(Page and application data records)
··········

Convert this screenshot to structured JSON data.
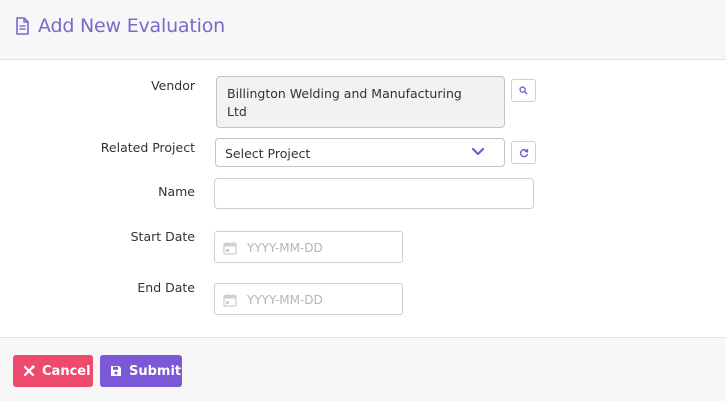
{
  "header": {
    "title": "Add New Evaluation",
    "icon": "document-icon"
  },
  "form": {
    "vendor": {
      "label": "Vendor",
      "value_line1": "Billington Welding and Manufacturing",
      "value_line2": "Ltd",
      "action_icon": "search-icon"
    },
    "related_project": {
      "label": "Related Project",
      "selected": "Select Project",
      "action_icon": "refresh-icon"
    },
    "name": {
      "label": "Name",
      "value": ""
    },
    "start_date": {
      "label": "Start Date",
      "placeholder": "YYYY-MM-DD",
      "icon": "calendar-icon"
    },
    "end_date": {
      "label": "End Date",
      "placeholder": "YYYY-MM-DD",
      "icon": "calendar-icon"
    }
  },
  "footer": {
    "cancel_label": "Cancel",
    "submit_label": "Submit"
  },
  "colors": {
    "accent": "#7b68c8",
    "cancel": "#ee4a6e",
    "submit": "#7b58d8"
  }
}
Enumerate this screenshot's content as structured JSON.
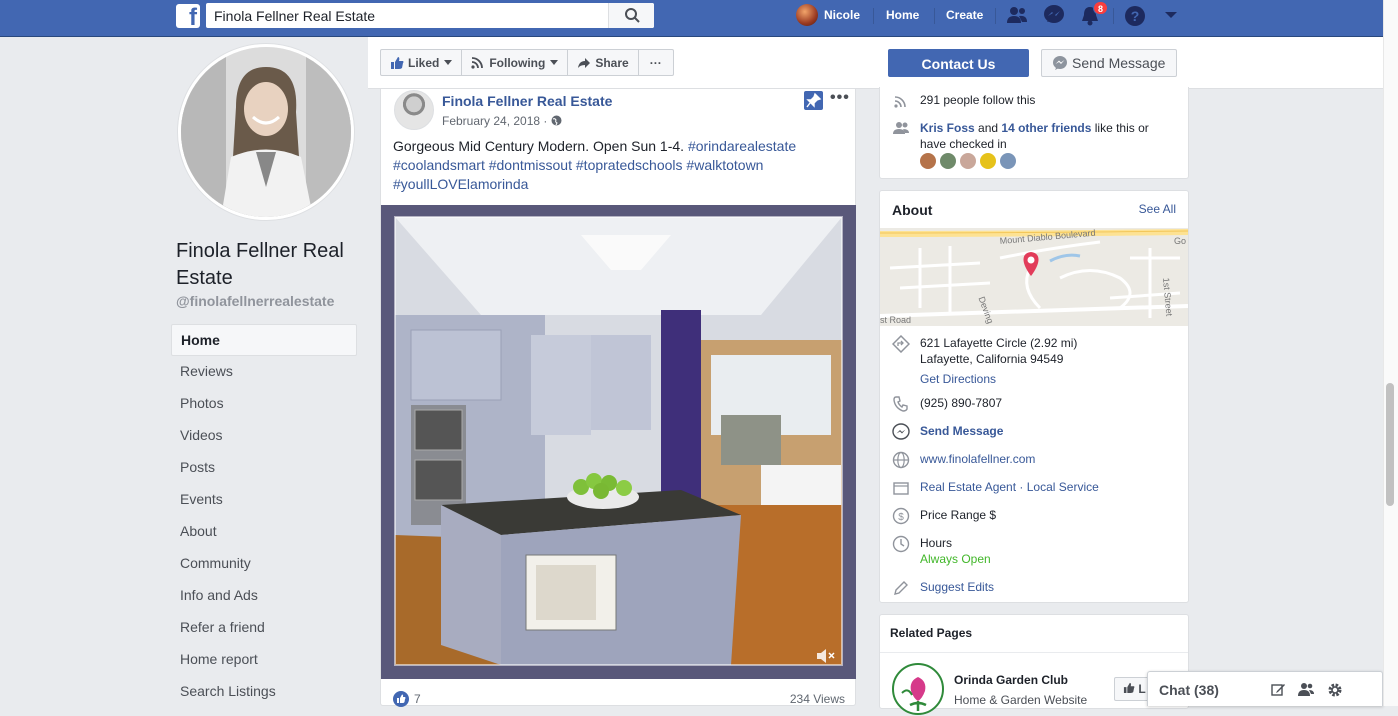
{
  "topbar": {
    "search_value": "Finola Fellner Real Estate",
    "user_name": "Nicole",
    "nav_home": "Home",
    "nav_create": "Create",
    "notification_count": "8",
    "icons": [
      "facebook-logo",
      "search-icon",
      "friends-icon",
      "messenger-icon",
      "notifications-icon",
      "help-icon",
      "caret-down-icon"
    ]
  },
  "pagebar": {
    "liked_label": "Liked",
    "following_label": "Following",
    "share_label": "Share",
    "more_label": "···",
    "contact_label": "Contact Us",
    "send_message_label": "Send Message"
  },
  "left": {
    "page_name": "Finola Fellner Real Estate",
    "handle": "@finolafellnerrealestate",
    "nav": [
      "Home",
      "Reviews",
      "Photos",
      "Videos",
      "Posts",
      "Events",
      "About",
      "Community",
      "Info and Ads",
      "Refer a friend",
      "Home report",
      "Search Listings"
    ],
    "active": "Home"
  },
  "post": {
    "author": "Finola Fellner Real Estate",
    "date": "February 24, 2018 · ",
    "text_plain": "Gorgeous Mid Century Modern. Open Sun 1-4. ",
    "hashtag1": "#orindarealestate",
    "hashtag2": "#coolandsmart",
    "hashtag3": "#dontmissout",
    "hashtag4": "#topratedschools",
    "hashtag5": "#walktotown",
    "hashtag6": "#youllLOVElamorinda",
    "like_count": "7",
    "views": "234 Views"
  },
  "community": {
    "follow_text": "291 people follow this",
    "friend_name": "Kris Foss",
    "and_text": " and ",
    "others_link": "14 other friends",
    "like_text": " like this or have checked in"
  },
  "about": {
    "title": "About",
    "see_all": "See All",
    "map_labels": [
      "Mount Diablo Boulevard",
      "Deving A",
      "1st Street",
      "st Road",
      "Go"
    ],
    "address1": "621 Lafayette Circle (2.92 mi)",
    "address2": "Lafayette, California 94549",
    "directions": "Get Directions",
    "phone": "(925) 890-7807",
    "send_message": "Send Message",
    "website": "www.finolafellner.com",
    "category1": "Real Estate Agent",
    "category_sep": " · ",
    "category2": "Local Service",
    "price": "Price Range $",
    "hours_label": "Hours",
    "hours_value": "Always Open",
    "suggest": "Suggest Edits"
  },
  "related": {
    "title": "Related Pages",
    "name": "Orinda Garden Club",
    "type": "Home & Garden Website",
    "like_btn": "L"
  },
  "chat": {
    "label": "Chat (38)"
  },
  "colors": {
    "brand": "#4267b2",
    "link": "#385898",
    "open_green": "#42b72a",
    "badge_red": "#fa3e3e"
  }
}
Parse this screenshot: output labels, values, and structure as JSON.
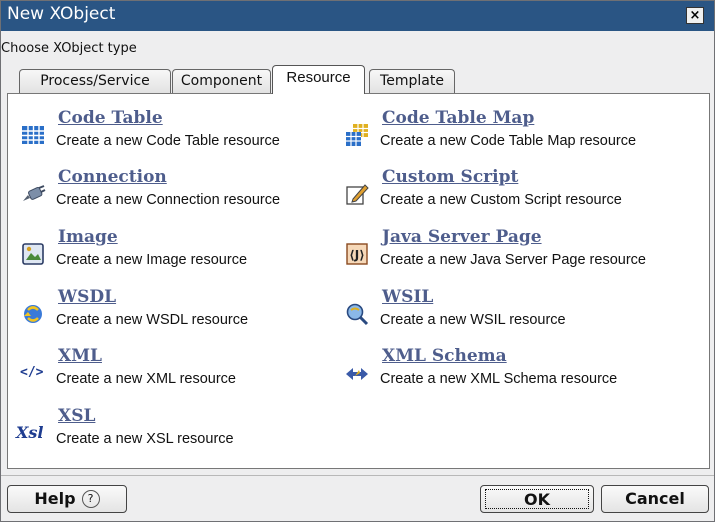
{
  "window": {
    "title": "New XObject",
    "close_glyph": "×"
  },
  "subtitle": "Choose XObject type",
  "tabs": [
    {
      "label": "Process/Service",
      "active": false
    },
    {
      "label": "Component",
      "active": false
    },
    {
      "label": "Resource",
      "active": true
    },
    {
      "label": "Template",
      "active": false
    }
  ],
  "items": [
    {
      "name": "Code Table",
      "desc": "Create a new Code Table resource",
      "icon": "code-table-icon"
    },
    {
      "name": "Code Table Map",
      "desc": "Create a new Code Table Map resource",
      "icon": "code-table-map-icon"
    },
    {
      "name": "Connection",
      "desc": "Create a new Connection resource",
      "icon": "connection-icon"
    },
    {
      "name": "Custom Script",
      "desc": "Create a new Custom Script resource",
      "icon": "custom-script-icon"
    },
    {
      "name": "Image",
      "desc": "Create a new Image resource",
      "icon": "image-icon"
    },
    {
      "name": "Java Server Page",
      "desc": "Create a new Java Server Page resource",
      "icon": "java-server-page-icon"
    },
    {
      "name": "WSDL",
      "desc": "Create a new WSDL resource",
      "icon": "wsdl-icon"
    },
    {
      "name": "WSIL",
      "desc": "Create a new WSIL resource",
      "icon": "wsil-icon"
    },
    {
      "name": "XML",
      "desc": "Create a new XML resource",
      "icon": "xml-icon",
      "icon_text": "</>"
    },
    {
      "name": "XML Schema",
      "desc": "Create a new XML Schema resource",
      "icon": "xml-schema-icon"
    },
    {
      "name": "XSL",
      "desc": "Create a new XSL resource",
      "icon": "xsl-icon",
      "icon_text": "Xsl"
    }
  ],
  "buttons": {
    "help": "Help",
    "help_glyph": "?",
    "ok": "OK",
    "cancel": "Cancel"
  },
  "colors": {
    "titlebar": "#2a5584",
    "link": "#4e5d8c"
  }
}
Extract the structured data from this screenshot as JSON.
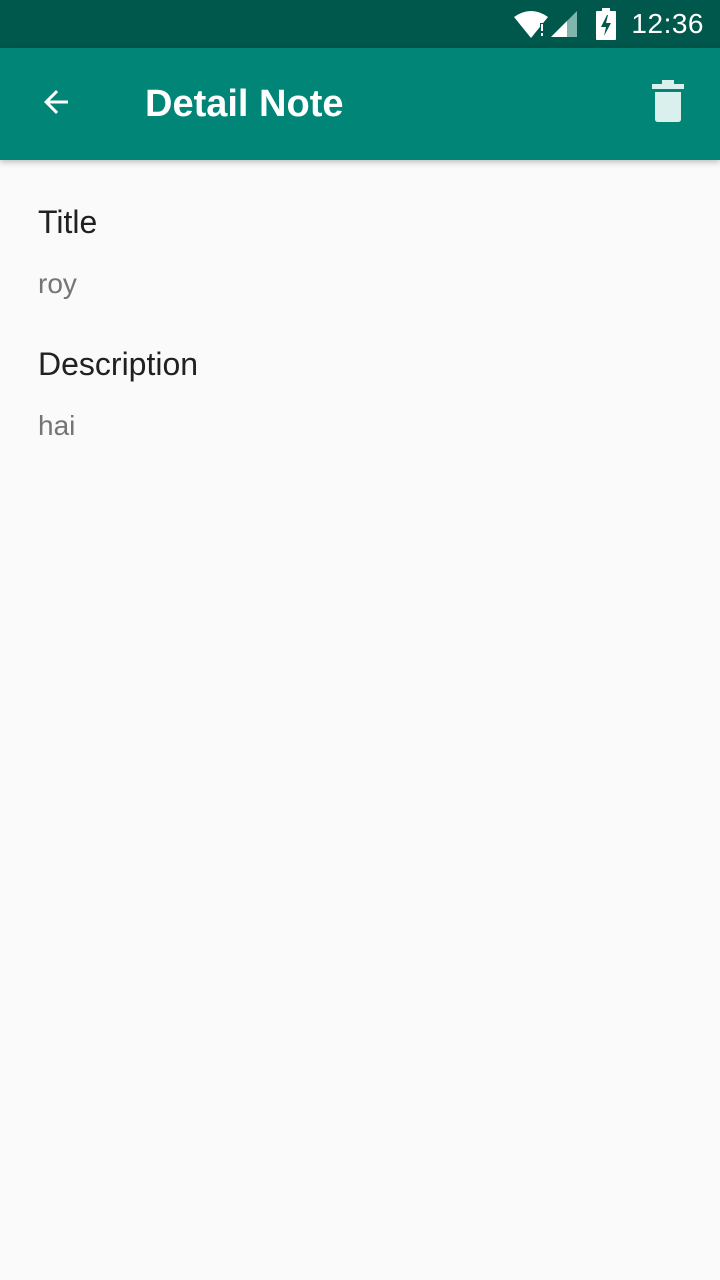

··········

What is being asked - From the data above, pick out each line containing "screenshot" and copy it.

Response to this task -
Convert this screenshot to structured JSON data.
Enumerate this screenshot's content as structured JSON.
Parse this screenshot: output labels, values, and structure as JSON.
Extract the structured data from this screenshot as JSON.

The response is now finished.